The pension shortfall is the difference between the projected cost for paying employee pensions into the future and the amount the city has in the CalPERS system. CalPERS calls the shortfall the unfunded accrued liability.
Six years ago, in September 2017, Palo Alto city council members were wringing their hands over the pension shortfall.
Council members weighed the possibility of reducing city services to pay hefty pension costs, or contracting out more work, since the city doesn’t have to pay for contractors’ pensions. Another issue was how to explain the situation to residents.
And although the city has taken some steps to try to reduce the pension shortfall – such as negotiating with unions to have workers pick up more of the pension cost – the pension gap keeps growing.
One issue is that CalPERS has made it harder for the city to pay off its pension shortfall by decreasing the rate of return it expects to receive on investments. If less is coming into the system from investment income, employers must pay more to make up the difference.
In 2017, CalPERS’ expected rate of return – which it calls the discount rate – was 7.5%. The retirement system then decided to reduce the rate to 7.0% over three years. In 2021, CalPERS again reduced the discount rate, to 6.8%.
CalPERS’ actual rate of return on investments was 21.3% for the 12 months ending June 30, 2021. But for the next 12 months, CalPERS reported an investment loss of 6.1%.
In July, CalPERS reported a preliminary net return of 5.8% on its investments for the 12 months ending on June 30, 2023.
Another way to gauge Palo Alto’s pension progress is to look at the percent of projected pension costs that the city has funded. The city’s “funded status” was 63.8% as of the fiscal year that ended June 30.

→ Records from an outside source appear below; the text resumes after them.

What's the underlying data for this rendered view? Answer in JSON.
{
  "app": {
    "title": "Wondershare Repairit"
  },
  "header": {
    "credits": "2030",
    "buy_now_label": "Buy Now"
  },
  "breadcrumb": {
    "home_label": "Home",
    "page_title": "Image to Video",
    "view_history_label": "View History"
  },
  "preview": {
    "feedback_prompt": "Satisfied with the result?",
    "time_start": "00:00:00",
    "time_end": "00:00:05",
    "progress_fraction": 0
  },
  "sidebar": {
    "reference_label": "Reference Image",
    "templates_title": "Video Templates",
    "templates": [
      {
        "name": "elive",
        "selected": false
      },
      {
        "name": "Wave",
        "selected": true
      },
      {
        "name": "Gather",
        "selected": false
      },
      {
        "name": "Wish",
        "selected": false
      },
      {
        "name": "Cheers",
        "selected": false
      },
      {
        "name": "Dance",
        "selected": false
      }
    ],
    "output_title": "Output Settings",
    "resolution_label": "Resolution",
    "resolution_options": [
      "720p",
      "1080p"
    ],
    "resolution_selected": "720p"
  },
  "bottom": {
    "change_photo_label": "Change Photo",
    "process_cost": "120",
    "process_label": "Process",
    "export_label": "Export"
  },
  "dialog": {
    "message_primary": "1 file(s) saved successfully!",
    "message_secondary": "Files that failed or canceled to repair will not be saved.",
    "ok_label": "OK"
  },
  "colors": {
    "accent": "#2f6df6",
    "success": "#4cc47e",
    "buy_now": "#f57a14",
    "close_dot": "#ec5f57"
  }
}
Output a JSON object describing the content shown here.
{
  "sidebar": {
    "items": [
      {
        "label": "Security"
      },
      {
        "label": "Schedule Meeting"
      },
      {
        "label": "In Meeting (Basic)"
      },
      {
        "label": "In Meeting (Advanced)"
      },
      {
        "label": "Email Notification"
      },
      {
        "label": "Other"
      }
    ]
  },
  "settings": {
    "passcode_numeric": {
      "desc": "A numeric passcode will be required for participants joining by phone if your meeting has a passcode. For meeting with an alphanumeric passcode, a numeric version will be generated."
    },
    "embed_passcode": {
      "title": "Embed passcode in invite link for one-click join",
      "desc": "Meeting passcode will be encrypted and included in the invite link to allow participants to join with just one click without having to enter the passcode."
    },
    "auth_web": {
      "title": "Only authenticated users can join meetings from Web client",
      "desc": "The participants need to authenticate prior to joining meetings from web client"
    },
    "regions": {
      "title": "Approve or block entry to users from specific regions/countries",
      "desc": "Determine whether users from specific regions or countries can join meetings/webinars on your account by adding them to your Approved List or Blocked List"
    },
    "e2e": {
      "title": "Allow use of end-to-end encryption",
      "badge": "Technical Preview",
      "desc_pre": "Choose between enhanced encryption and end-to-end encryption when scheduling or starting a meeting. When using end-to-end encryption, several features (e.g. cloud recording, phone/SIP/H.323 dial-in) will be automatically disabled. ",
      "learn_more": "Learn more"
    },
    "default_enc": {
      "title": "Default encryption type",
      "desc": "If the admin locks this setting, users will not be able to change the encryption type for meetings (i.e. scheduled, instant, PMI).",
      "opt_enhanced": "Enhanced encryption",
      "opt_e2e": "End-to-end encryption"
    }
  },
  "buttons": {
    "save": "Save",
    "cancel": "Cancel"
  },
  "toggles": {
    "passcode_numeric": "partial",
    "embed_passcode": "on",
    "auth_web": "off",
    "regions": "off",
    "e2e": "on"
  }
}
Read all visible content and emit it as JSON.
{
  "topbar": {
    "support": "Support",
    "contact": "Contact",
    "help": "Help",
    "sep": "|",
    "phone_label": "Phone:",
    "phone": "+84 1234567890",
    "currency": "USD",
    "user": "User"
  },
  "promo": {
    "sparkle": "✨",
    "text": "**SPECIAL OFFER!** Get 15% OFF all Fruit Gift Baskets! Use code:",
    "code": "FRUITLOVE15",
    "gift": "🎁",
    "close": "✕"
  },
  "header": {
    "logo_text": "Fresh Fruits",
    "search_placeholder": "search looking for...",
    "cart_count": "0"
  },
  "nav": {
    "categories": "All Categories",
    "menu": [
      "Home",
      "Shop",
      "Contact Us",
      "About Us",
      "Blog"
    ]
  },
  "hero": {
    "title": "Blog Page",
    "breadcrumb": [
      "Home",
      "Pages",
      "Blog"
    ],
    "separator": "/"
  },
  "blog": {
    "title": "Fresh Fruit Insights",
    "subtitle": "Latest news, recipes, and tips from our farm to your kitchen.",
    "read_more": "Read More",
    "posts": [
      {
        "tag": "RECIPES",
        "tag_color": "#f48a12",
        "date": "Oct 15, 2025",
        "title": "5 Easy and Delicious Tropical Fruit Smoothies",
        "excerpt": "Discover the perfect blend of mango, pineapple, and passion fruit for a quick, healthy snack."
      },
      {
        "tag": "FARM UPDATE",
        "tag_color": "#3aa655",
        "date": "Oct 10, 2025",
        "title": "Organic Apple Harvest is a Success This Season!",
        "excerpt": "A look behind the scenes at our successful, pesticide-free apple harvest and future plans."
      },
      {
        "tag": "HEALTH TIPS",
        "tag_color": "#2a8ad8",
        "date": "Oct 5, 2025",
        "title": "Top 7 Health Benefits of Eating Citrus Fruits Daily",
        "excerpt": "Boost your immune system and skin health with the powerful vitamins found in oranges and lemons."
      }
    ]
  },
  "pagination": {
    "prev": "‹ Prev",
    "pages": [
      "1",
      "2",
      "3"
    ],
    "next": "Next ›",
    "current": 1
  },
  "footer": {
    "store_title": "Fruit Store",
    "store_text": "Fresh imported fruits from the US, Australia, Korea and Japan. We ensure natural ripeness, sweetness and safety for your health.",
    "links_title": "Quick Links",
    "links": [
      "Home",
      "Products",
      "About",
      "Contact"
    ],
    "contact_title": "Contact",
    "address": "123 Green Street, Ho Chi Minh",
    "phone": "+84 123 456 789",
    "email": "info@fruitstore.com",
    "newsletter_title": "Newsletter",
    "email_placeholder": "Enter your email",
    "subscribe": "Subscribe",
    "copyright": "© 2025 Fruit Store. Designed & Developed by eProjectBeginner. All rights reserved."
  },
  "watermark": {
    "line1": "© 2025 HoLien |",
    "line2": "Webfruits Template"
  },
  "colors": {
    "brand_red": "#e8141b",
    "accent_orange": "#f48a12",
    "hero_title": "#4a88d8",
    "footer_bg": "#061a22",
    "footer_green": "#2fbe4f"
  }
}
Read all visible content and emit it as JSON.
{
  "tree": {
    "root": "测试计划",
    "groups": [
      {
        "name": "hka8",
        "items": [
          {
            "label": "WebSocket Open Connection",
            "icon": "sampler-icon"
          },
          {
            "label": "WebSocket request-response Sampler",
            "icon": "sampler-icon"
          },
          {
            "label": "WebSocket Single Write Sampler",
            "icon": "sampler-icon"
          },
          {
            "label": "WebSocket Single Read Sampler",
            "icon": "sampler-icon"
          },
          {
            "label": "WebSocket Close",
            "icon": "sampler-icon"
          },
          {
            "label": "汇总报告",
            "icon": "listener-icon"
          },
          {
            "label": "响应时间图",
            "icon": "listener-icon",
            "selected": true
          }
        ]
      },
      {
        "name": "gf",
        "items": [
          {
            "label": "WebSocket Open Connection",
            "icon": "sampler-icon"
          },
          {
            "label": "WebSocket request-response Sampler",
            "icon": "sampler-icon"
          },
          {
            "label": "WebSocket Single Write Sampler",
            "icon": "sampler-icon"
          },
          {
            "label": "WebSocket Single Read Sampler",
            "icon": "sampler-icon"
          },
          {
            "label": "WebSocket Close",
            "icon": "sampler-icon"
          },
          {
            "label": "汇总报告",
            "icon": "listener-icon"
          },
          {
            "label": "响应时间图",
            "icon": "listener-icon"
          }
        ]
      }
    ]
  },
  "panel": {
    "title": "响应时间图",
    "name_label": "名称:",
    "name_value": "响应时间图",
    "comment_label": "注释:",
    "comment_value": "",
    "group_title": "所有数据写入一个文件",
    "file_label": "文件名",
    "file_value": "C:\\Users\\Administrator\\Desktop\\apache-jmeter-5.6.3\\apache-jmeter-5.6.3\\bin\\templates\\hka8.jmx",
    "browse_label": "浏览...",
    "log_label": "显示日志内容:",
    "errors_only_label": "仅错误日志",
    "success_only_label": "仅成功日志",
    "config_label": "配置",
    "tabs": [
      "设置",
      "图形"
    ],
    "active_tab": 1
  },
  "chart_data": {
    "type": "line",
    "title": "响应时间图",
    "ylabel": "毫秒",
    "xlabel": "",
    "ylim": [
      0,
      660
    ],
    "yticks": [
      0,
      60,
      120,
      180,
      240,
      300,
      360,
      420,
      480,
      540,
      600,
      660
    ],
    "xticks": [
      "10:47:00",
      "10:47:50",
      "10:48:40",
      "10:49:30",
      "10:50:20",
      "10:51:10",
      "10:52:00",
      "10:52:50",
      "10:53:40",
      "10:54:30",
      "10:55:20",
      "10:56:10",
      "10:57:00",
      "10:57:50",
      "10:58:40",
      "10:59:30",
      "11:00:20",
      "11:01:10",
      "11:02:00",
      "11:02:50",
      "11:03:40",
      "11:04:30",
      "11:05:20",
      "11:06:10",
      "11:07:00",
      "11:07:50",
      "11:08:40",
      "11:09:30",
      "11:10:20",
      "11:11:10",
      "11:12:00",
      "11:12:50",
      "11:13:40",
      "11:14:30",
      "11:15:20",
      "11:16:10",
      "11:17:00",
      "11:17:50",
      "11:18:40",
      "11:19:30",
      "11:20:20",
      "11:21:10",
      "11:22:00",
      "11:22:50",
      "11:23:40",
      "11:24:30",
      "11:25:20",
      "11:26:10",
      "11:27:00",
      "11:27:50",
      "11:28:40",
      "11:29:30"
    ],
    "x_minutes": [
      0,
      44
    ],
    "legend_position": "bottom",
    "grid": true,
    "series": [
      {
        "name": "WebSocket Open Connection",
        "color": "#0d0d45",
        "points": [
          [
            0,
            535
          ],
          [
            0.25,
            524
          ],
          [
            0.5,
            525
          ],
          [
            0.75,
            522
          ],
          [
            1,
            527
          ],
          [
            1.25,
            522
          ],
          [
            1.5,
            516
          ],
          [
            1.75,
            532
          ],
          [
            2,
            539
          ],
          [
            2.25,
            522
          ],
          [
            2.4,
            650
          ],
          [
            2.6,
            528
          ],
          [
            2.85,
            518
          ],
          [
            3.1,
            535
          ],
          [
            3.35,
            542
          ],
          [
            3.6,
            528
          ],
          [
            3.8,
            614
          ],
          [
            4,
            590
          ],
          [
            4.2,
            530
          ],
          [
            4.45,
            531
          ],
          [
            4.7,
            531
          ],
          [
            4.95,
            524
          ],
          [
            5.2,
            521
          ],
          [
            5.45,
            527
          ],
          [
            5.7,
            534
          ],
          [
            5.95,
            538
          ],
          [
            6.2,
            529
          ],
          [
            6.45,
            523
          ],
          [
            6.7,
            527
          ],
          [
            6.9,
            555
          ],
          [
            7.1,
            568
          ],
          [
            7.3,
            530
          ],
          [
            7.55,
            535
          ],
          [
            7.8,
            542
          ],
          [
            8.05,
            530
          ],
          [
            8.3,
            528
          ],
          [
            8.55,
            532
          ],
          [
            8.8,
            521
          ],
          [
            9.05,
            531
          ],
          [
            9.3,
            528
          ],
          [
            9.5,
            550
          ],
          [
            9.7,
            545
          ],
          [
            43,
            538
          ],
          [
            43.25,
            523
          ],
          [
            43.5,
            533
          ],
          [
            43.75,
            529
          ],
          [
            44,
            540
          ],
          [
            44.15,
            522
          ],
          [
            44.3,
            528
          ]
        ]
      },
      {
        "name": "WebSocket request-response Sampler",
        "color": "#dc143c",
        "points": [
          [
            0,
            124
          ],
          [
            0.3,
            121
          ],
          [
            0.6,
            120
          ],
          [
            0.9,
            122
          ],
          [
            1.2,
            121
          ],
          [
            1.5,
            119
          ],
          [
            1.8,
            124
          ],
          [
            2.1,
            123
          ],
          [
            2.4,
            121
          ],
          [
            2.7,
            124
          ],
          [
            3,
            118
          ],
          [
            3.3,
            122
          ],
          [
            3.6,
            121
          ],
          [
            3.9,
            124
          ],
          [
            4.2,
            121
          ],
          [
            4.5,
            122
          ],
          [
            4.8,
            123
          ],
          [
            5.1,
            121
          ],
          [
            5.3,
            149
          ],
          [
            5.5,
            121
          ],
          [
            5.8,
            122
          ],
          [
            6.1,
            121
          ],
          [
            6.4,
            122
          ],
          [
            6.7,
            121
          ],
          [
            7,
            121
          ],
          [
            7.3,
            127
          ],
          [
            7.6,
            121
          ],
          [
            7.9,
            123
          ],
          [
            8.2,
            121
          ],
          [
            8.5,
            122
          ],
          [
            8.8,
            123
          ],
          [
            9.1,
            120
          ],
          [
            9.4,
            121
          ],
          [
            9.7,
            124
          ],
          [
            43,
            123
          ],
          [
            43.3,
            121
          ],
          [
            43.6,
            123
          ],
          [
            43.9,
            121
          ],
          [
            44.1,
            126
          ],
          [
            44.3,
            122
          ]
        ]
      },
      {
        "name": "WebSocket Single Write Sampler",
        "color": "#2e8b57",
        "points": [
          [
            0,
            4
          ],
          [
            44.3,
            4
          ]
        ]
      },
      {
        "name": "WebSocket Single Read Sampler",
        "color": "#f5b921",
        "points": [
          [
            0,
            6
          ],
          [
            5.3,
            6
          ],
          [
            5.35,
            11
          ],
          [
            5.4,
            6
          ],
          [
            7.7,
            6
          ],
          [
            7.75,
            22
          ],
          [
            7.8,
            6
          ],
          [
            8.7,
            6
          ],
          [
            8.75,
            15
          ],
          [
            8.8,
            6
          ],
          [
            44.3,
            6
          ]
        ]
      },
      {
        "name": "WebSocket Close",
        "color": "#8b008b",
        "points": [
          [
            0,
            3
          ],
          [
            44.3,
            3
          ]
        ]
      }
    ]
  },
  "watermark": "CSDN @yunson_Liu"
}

Recent projections show the city funding 90% of its pension costs for police and firefighters in fiscal year 2037. For other employees, 90% of pension costs are expected to be funded in fiscal year 2034.
Palo Alto’s pension shortfall of $553 million doesn’t factor in money the city has set aside in one of its own funds to reduce the gap. So far, the city has put $54 million into the fund. That still leaves a pension shortfall of $499 million. If money in the city’s own pension fund is included, the percent of pension costs funded increases from 63.8% to 67.3%.
The city makes two different types of payments to CalPERS each year. One payment is for pension costs for current employees. In this fiscal year, that’s expected to be about $16.5 million, according to a report to the Finance Committee.
Another payment is to whittle down the pension shortfall. This year, the amount will be around $43 million.